“Adding advanced bandwidth in that capacity will open up new avenues of streaming content and always-on interactivity across multiple sites,” Brawn said. “This will provide for better experiences in videoconferencing, making that truly practical (at least when speeds of that nature become more common,) as well as opening up new capabilities in running equipment over IP, like the PC over IP revolution happening on corporate networks. We can begin to link systems together into larger groups. More things can move into the cloud, because they can be reached nearly instantaneously.”

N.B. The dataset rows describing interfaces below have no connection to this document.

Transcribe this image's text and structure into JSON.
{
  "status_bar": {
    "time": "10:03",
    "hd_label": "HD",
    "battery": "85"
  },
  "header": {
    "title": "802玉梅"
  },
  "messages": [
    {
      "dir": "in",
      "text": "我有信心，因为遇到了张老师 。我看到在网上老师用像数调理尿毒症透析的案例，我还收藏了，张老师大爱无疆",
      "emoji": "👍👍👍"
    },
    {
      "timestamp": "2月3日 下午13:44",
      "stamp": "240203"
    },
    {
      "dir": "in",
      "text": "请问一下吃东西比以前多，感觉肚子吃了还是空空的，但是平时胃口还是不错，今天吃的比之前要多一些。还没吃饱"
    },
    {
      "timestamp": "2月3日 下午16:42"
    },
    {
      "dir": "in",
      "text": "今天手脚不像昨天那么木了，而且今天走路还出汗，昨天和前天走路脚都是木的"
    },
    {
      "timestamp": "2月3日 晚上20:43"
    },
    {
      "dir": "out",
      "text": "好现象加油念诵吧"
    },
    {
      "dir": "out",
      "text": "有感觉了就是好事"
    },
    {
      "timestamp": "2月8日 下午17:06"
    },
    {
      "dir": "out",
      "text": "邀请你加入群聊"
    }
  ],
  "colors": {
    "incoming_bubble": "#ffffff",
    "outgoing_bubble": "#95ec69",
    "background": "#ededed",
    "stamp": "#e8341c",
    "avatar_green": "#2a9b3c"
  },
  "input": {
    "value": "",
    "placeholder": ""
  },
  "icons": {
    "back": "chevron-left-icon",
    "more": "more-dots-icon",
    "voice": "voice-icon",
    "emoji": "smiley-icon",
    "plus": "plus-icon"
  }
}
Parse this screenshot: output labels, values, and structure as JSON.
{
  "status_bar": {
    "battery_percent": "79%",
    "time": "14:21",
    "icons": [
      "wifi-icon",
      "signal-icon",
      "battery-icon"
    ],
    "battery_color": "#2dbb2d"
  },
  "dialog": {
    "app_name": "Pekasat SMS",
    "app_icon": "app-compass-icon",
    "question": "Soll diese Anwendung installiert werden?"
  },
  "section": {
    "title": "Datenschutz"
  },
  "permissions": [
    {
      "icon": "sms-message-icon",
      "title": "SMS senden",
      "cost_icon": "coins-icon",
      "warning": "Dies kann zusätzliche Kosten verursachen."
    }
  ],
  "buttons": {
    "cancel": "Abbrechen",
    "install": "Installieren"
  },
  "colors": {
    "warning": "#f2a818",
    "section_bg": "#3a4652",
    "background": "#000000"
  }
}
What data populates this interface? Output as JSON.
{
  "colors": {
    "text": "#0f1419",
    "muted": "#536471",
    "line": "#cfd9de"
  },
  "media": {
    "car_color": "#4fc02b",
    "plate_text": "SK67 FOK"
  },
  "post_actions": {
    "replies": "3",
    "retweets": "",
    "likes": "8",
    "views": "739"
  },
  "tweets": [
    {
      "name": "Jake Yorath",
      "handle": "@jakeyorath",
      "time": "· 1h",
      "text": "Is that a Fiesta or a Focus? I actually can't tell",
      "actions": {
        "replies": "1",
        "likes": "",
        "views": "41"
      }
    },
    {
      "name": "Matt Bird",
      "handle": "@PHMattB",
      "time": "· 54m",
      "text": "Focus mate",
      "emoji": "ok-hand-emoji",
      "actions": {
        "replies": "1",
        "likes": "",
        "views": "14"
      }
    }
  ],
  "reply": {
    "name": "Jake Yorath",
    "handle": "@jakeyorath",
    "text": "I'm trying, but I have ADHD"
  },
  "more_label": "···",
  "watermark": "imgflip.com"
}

As powerful as this technology is, it will be a while before the industry can harness its full potential. Besides the obvious requirement that more locations around the world gain access to fiber infrastructure in order to create a fully functional global network, manufacturers will have to begin designing their products to accommodate gigabit speeds. Brawn said a shift in attitudes within the industry will have to take place in order to make that idea a reality.
“There will need to be a much more in-depth understanding of IT networking and techniques, and a willingness to embrace new concepts of how traditional technologies can work,” Brawn said.
Dan Smith, director of U.S. Sales for LG Electronics’ Commercial Display Division, shares this sentiment, calling for a modernized, more holistic definition of a complete AV solution.
“When people think of AV, or digital signage, or any use of technology that’s network-driven, they still tend to think of the obvious things – the screens, or the computers and media players,” Smith said. “But increasingly, it’s not just about the screens, or the devices at the consumption end. An AV ecosystem is made up of all three of the necessary parts: the HD (or 4K) panels, the media players and the needed bandwidth.”
In keeping with this approach, Smith said his company is taking steps to prepare their products to take advantage of gigabit speeds once they become more widely available.
“At LG, we already are building Media Players that have gigabit Ethernet built in,” Smith said. “When broad-based gigabit Ethernet like what Google Fiber is doing becomes more available, it will open up many possibilities for more interactive applications, both enterprise-wide, and nationally and internationally.”
Time will tell exactly what Google Fiber means for Austin, the AV industry and the rest of the world. Kansas City’s experience is certainly promising, but every city is unique, and Austin will surely face its own unique set of challenges in getting the system up and running. Amidst the uncertainty that this opportunity brings, we know one thing for sure. The world will be watching Austin in 2014, hoping for a glimpse into a bright future of faster Internet, tech-savvy students, empowered entrepreneurs and connected communities.
We’ll be reporting on more Gigabit Ethernet developments– and what they might mean for the AV community– in the companion piece to this article that will appear in the December 2013 print issue of Digital Signage magazine.
Lydia Schendel is completing her undergraduate degree in Journalism at the University of Texas at Austin. She can be reached at firstname.lastname@example.org.